(Dataset excerpts)
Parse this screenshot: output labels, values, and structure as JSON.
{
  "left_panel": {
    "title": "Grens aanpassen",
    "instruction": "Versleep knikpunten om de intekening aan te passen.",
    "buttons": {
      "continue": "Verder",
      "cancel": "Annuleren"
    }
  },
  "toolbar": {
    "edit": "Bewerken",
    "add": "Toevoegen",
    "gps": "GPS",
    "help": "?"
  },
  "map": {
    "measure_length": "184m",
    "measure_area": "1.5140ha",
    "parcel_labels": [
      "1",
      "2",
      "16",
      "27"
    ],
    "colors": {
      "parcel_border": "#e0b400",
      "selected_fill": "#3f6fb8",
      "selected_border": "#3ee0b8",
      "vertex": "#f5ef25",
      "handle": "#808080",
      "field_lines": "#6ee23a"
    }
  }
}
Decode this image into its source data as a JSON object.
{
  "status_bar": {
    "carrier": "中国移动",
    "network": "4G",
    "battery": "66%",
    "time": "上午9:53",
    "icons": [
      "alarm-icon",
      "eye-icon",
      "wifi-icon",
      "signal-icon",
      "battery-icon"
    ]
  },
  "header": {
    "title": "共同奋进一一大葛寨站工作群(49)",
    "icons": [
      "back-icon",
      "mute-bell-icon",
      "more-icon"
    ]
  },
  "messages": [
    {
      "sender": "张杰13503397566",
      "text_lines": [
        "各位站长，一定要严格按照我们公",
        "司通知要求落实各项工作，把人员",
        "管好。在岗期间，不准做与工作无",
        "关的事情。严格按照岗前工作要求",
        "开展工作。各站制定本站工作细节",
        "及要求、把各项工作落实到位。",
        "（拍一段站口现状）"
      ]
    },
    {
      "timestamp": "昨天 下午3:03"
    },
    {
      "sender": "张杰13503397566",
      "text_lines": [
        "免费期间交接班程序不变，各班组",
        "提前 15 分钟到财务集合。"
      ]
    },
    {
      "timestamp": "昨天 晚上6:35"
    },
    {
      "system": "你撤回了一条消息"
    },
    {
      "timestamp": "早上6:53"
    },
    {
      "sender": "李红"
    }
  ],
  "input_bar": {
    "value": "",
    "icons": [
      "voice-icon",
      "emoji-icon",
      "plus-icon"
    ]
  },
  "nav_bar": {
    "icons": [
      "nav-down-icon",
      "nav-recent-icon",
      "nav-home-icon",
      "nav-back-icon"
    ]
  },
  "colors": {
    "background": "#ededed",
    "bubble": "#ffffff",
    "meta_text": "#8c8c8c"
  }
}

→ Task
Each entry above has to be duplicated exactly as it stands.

→ Task answer
Parse this screenshot: output labels, values, and structure as JSON.
{
  "left_panel": {
    "title": "Grens aanpassen",
    "instruction": "Versleep knikpunten om de intekening aan te passen.",
    "buttons": {
      "continue": "Verder",
      "cancel": "Annuleren"
    }
  },
  "toolbar": {
    "edit": "Bewerken",
    "add": "Toevoegen",
    "gps": "GPS",
    "help": "?"
  },
  "map": {
    "measure_length": "184m",
    "measure_area": "1.5140ha",
    "parcel_labels": [
      "1",
      "2",
      "16",
      "27"
    ],
    "colors": {
      "parcel_border": "#e0b400",
      "selected_fill": "#3f6fb8",
      "selected_border": "#3ee0b8",
      "vertex": "#f5ef25",
      "handle": "#808080",
      "field_lines": "#6ee23a"
    }
  }
}
Decode this image into its source data as a JSON object.
{
  "status_bar": {
    "carrier": "中国移动",
    "network": "4G",
    "battery": "66%",
    "time": "上午9:53",
    "icons": [
      "alarm-icon",
      "eye-icon",
      "wifi-icon",
      "signal-icon",
      "battery-icon"
    ]
  },
  "header": {
    "title": "共同奋进一一大葛寨站工作群(49)",
    "icons": [
      "back-icon",
      "mute-bell-icon",
      "more-icon"
    ]
  },
  "messages": [
    {
      "sender": "张杰13503397566",
      "text_lines": [
        "各位站长，一定要严格按照我们公",
        "司通知要求落实各项工作，把人员",
        "管好。在岗期间，不准做与工作无",
        "关的事情。严格按照岗前工作要求",
        "开展工作。各站制定本站工作细节",
        "及要求、把各项工作落实到位。",
        "（拍一段站口现状）"
      ]
    },
    {
      "timestamp": "昨天 下午3:03"
    },
    {
      "sender": "张杰13503397566",
      "text_lines": [
        "免费期间交接班程序不变，各班组",
        "提前 15 分钟到财务集合。"
      ]
    },
    {
      "timestamp": "昨天 晚上6:35"
    },
    {
      "system": "你撤回了一条消息"
    },
    {
      "timestamp": "早上6:53"
    },
    {
      "sender": "李红"
    }
  ],
  "input_bar": {
    "value": "",
    "icons": [
      "voice-icon",
      "emoji-icon",
      "plus-icon"
    ]
  },
  "nav_bar": {
    "icons": [
      "nav-down-icon",
      "nav-recent-icon",
      "nav-home-icon",
      "nav-back-icon"
    ]
  },
  "colors": {
    "background": "#ededed",
    "bubble": "#ffffff",
    "meta_text": "#8c8c8c"
  }
}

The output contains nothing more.